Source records

────────

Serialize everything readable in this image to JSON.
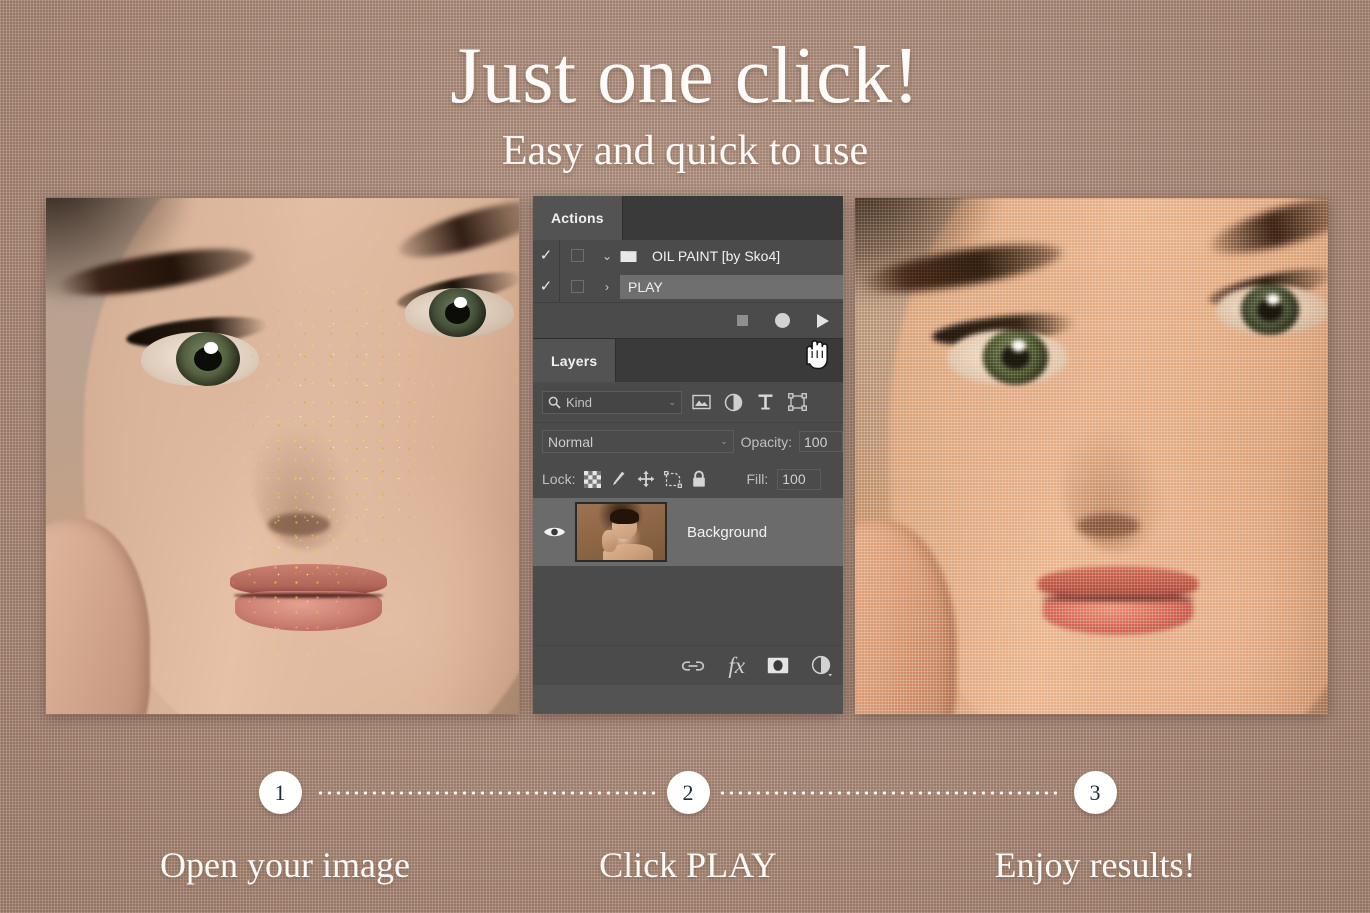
{
  "header": {
    "title": "Just one click!",
    "subtitle": "Easy and quick to use"
  },
  "colors": {
    "background": "#b3917f",
    "panel": "#535353",
    "panel_tab_inactive": "#3a3a3a",
    "panel_row": "#4b4b4b",
    "selected_row": "#6f6f6f",
    "text_light": "#f0f0f0",
    "step_circle": "#ffffff",
    "step_number": "#1f2b33"
  },
  "photos": {
    "before": {
      "name": "original-portrait",
      "alt": "Original portrait with gold glitter makeup"
    },
    "after": {
      "name": "oil-paint-portrait",
      "alt": "Portrait after oil paint action"
    }
  },
  "photoshop": {
    "actions_panel": {
      "tab_label": "Actions",
      "rows": [
        {
          "checked": "✓",
          "dialog": "",
          "arrow": "⌄",
          "icon": "folder-icon",
          "label": "OIL PAINT [by Sko4]",
          "selected": false
        },
        {
          "checked": "✓",
          "dialog": "",
          "arrow": "›",
          "icon": "",
          "label": "PLAY",
          "selected": true
        }
      ],
      "toolbar": [
        {
          "name": "stop-button",
          "label": "Stop"
        },
        {
          "name": "record-button",
          "label": "Record"
        },
        {
          "name": "play-button",
          "label": "Play"
        }
      ]
    },
    "layers_panel": {
      "tab_label": "Layers",
      "filter": {
        "kind_label": "Kind",
        "search_icon": "search-icon",
        "caret": "⌄",
        "icons": [
          "image-filter-icon",
          "adjustment-filter-icon",
          "type-filter-icon",
          "shape-filter-icon"
        ]
      },
      "blend": {
        "mode": "Normal",
        "caret": "⌄",
        "opacity_label": "Opacity:",
        "opacity_value": "100"
      },
      "lock": {
        "label": "Lock:",
        "icons": [
          "lock-transparency-icon",
          "lock-image-icon",
          "lock-position-icon",
          "lock-artboard-icon",
          "lock-all-icon"
        ],
        "fill_label": "Fill:",
        "fill_value": "100"
      },
      "layers": [
        {
          "visible": true,
          "name": "Background",
          "thumbnail": "portrait-thumbnail",
          "selected": true
        }
      ],
      "toolbar": [
        {
          "name": "link-layers-icon",
          "label": "Link layers"
        },
        {
          "name": "layer-style-icon",
          "label": "fx"
        },
        {
          "name": "layer-mask-icon",
          "label": "Add layer mask"
        },
        {
          "name": "adjustment-layer-icon",
          "label": "New adjustment layer"
        }
      ]
    },
    "cursor": "hand-cursor"
  },
  "steps": [
    {
      "number": "1",
      "label": "Open your image"
    },
    {
      "number": "2",
      "label": "Click PLAY"
    },
    {
      "number": "3",
      "label": "Enjoy results!"
    }
  ]
}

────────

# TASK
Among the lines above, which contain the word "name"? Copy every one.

# SOLUTION TO THE PROBLEM
      "name": "original-portrait",
      "name": "oil-paint-portrait",
          "name": "stop-button",
          "name": "record-button",
          "name": "play-button",
          "name": "Background",
          "name": "link-layers-icon",
          "name": "layer-style-icon",
          "name": "layer-mask-icon",
          "name": "adjustment-layer-icon",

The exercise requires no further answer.